INSTRUCTIONS TO FOLLOW - Going through the data below, find how many lines include the word "view", and reply with that number alone.

SOURCE MATERIAL -
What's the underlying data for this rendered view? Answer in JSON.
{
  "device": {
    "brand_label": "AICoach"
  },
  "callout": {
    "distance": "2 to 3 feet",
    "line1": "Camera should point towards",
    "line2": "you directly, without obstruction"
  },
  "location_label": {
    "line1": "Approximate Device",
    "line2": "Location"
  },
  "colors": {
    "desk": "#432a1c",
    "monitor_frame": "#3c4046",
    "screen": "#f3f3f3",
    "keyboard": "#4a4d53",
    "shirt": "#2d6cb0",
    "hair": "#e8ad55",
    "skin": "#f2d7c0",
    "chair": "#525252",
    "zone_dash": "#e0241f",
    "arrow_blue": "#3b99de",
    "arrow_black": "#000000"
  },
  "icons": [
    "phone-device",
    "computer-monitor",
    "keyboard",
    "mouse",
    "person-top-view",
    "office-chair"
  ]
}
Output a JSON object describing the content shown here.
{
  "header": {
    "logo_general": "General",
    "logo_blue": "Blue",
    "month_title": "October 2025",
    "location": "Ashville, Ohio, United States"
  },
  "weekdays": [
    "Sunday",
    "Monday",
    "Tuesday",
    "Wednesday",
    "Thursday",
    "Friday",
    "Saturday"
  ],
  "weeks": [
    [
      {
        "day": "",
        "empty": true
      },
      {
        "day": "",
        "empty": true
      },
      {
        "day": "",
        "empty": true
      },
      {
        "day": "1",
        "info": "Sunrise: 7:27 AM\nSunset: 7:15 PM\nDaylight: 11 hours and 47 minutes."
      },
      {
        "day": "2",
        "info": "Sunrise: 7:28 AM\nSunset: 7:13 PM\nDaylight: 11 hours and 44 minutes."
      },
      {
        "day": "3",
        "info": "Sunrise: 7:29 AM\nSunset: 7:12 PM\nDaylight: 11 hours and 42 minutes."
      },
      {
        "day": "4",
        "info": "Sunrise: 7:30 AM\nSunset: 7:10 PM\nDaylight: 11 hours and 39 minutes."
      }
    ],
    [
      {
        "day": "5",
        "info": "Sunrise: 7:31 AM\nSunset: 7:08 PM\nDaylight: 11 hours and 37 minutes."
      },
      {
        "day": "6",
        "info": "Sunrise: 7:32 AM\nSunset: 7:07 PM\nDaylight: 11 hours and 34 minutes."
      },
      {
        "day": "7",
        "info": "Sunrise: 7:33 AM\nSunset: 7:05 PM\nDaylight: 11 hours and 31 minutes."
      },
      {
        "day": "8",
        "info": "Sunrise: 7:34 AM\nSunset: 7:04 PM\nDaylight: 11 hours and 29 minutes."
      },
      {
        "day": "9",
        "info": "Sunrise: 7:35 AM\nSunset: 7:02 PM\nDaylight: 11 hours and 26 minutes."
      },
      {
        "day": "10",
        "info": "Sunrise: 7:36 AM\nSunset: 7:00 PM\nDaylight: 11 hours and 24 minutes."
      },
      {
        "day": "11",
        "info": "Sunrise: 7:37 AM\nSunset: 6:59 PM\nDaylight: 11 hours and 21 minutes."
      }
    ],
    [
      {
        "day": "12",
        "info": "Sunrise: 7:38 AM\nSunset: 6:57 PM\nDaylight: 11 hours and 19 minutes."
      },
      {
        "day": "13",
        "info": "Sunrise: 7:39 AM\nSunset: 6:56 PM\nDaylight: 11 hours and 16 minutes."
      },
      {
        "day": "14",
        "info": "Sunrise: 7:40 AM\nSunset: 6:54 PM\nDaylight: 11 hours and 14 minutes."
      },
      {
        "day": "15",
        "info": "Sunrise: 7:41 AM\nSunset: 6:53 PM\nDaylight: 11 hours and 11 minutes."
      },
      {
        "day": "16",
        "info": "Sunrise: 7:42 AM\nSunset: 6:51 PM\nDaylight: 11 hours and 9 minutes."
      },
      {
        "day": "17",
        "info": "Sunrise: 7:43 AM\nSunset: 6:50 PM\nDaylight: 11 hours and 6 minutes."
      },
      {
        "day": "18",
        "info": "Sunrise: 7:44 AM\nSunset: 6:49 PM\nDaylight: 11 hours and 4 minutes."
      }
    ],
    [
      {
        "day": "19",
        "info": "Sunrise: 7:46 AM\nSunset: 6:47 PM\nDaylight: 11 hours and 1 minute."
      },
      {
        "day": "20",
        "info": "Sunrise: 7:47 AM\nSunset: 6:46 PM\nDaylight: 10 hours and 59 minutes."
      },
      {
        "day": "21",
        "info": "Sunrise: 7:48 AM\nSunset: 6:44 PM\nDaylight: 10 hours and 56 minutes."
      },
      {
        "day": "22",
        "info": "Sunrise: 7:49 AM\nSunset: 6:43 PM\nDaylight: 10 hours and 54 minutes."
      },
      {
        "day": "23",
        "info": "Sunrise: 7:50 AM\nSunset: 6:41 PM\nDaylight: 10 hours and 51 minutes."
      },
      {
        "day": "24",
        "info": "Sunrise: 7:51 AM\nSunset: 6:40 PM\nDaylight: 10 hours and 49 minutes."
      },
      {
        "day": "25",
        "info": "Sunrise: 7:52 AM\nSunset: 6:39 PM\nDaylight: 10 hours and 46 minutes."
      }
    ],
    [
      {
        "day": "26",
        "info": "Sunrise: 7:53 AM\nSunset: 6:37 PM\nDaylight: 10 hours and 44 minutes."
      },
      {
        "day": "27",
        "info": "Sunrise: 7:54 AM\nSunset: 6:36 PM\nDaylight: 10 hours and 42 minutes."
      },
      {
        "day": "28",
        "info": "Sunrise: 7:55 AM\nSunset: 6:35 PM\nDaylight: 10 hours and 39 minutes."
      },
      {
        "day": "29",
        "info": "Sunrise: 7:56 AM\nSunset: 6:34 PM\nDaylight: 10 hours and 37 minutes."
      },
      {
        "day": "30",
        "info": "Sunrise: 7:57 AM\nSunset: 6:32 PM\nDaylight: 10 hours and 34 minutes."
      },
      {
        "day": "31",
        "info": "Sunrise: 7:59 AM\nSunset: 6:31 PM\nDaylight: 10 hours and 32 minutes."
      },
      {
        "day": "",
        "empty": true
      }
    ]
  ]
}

RESULT - 2